My own drawing style is heavily influenced by early Disney animated classics (think pre digital animation), which you can see in the more rounded lines of my characters - as opposed to the more angular character design lines you find in Marvel and DC comics etc.
I wasn't sure how much I'd learn from either of these courses, baring in mind I've already studied both topics in detail in Art School, and have been designing my own characters since I was in primary school, but Aaron's a veteran and easily out classes my animation skills.
Both courses are entirely presented as video tutorials with Aaron, at his desk, speaking to camera, cut with video captures of his drawing (all in real time). Aaron speaks very clearly and gives a running monologue of his thinking and choices as he draws. All work is drawn digitally in Photoshop but you could easily follow along using pencil and paper. Overall it's very much as close to a one-on-one class you can have without Aaron being in the room with you. Aaron even provides the source files of his drawings for both courses in the bonus resource materials.

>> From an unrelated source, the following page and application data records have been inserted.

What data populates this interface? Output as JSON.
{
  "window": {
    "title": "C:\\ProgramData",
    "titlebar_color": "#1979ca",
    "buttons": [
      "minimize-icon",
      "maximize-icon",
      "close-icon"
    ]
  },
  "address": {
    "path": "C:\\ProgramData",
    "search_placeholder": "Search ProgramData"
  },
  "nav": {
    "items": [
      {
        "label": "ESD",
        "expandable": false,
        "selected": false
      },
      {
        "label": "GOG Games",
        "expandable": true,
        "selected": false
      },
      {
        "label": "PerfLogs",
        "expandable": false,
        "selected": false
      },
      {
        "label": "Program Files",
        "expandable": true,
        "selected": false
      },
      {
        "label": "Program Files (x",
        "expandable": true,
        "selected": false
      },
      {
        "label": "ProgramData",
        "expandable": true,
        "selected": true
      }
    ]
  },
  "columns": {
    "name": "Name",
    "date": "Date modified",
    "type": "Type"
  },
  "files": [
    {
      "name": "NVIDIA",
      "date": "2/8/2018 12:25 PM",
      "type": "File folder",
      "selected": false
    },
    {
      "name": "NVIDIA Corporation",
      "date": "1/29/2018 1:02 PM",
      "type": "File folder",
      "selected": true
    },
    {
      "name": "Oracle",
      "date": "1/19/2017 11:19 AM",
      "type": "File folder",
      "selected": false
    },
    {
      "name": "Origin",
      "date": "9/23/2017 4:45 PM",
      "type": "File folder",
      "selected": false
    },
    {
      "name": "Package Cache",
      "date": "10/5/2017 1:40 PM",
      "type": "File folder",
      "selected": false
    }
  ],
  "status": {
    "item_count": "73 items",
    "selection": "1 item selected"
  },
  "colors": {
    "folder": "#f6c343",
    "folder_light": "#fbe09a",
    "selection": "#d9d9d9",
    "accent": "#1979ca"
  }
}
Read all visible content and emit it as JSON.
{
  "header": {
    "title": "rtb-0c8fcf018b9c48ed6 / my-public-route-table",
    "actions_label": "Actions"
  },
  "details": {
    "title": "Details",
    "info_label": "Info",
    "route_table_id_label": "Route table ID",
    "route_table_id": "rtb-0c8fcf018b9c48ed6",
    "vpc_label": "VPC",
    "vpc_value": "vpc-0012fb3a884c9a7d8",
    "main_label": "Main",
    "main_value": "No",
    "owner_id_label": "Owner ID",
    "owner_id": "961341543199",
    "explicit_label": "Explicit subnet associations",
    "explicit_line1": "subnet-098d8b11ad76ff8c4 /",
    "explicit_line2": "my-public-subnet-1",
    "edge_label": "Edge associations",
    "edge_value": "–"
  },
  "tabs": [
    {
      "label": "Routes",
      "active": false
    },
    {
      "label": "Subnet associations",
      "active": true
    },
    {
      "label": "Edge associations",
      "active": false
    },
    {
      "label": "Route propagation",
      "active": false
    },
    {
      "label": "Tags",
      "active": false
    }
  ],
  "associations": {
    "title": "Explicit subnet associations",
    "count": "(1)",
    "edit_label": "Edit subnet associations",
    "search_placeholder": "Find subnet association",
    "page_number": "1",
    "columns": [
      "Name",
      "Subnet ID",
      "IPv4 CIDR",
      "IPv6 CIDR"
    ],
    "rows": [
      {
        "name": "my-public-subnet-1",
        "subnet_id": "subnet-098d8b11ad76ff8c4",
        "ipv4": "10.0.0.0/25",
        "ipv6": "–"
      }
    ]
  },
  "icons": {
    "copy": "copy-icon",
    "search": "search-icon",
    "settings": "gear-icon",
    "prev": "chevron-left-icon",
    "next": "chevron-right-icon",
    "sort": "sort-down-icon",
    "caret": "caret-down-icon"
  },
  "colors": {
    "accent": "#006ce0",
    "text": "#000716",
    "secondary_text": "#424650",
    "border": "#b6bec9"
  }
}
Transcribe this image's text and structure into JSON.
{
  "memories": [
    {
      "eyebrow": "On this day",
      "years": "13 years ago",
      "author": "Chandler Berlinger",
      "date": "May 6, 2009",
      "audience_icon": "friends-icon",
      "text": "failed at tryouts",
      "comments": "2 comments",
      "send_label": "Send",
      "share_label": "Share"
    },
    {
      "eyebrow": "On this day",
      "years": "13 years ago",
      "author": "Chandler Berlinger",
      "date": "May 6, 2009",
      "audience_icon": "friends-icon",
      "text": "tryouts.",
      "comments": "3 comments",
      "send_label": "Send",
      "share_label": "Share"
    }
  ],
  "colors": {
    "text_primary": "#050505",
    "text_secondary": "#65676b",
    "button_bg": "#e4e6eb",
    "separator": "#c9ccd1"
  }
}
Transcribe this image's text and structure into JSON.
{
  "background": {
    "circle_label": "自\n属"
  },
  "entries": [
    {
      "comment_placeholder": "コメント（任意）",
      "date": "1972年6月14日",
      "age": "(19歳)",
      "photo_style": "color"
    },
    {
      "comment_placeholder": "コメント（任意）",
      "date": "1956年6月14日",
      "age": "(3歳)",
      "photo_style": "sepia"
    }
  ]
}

How to Draw Human Anatomy
|Asron will show you how to |
draw hands from any angle.
If you're one of those artists whose always struggled with hands or feet then Aaron's tutorials on these gives some great tips for making drawing each from any angle a less daunting process. You may even refer back to those specific lessons several times.
There's also a great section on the body in motion and drawing the body for animation (which features the best demonstration of animated walk cycles you'll ever see).
If you've never done any anatomy study or feel your efforts are far from where you'd like them this course is well worth your time. Everything is drawn in real time, which makes the individual lessons quite lengthy (ranging from around 20 minutes to and hour on average) but the information is extremely detailed and well demonstrated.
|Aaron's Wolf Character Design for|
a Peter and the Wolf Animated Film.
Through out the course Aaron steps you through the entire process of character design from research, tips on drawing characters in general through to pushing your designs further and getting more clear and dynamic posing into your finished designs.
The course finishes with a series of videos following Aaron through the entire character design process for an animated production of Peter and the Wolf. Several of these videos alone are 90 minutes or more in length so you'll really need to set aside some time to get through them.
Overall the course ended up being something of a refresher course for me. However if you're new to character design or feel you have plenty of room for improvement, Aaron's lessons are solid foundations to build upon.
I did pick up a few new tips, specifically the Less Than and Greater Than technique of character posing that I'd never come across before, and I have found myself more consciously thinking about better and clearer character poses (and looking at the silhouette of poses) more so than I have in the past (now that Aaron reminded me I should be doing that!).
My only criticism of this course is I feel the Peter and the Wolf series of videos are just too long. It is great to see Aaron draw everything in real time and hear his thinking as he goes but, if you've done the anatomy course first and waded your way through all the character design lessons to this point, you've seen Aaron draw in real time quite a lot. You're very familiar with his drawing process and should be able to learn just as much from seeing a progression of character development sketches with Aaron explaining briefly his thoughts about each drawing.
I'm not saying watching Aaron draw isn't compelling by that point, it's just that the video length really makes it difficult to set aside time to watch, if you're trying to progress through the course on a daily basis. I'm the kind of person who can't do two things at once that require my full attention. I can't have a tutorial running in the background whilst I work on drawings or whatever else I'm doing because my mind will tune out whatever I'm not focused upon.
For example I listen to a lot of podcasts but not whilst I'm drawing. I'll get so into the zone on drawing that I won't hear a single word of any podcast I'm listening to - even if I'm listening through head phones or ear buds.
I know some artists watch DVDs and movies whilst they work and I've no idea how they can? If you've ever read Richard Williams, The Animator's Survival Kit, you'll know one of the first things he tells you is to turn off all distractions - specifically music - because it'll affect your work. I'm not sure if I agree but for me, it's pointless having music (or anything going) if I'm just going to zone out from it.
However, I digress...
These two courses combined as a bundle are excellent value. You don't often see art created in real time with the rise of 'Speed Drawing/Painting' videos on Youtube, and Aaron's conversational explanations, as he goes, keeps you doubly engaged.
I would recommend both courses to beginner/intermediate artists looking to further develop their skills through someone who has serious industry credentials. It's particularly relevant if you find yourself drawn to the Disney style of figure drawing and character design for animation.
It's worth noting that Aaron also provides a lot of free 'sneak peak' instructional content from his courses on his website so it's worth browsing around for those (you can see the full 30 minute video of how to draw cute from this character design course by clicking the link). They'll give you a good sense of each course if you do want to try before you buy.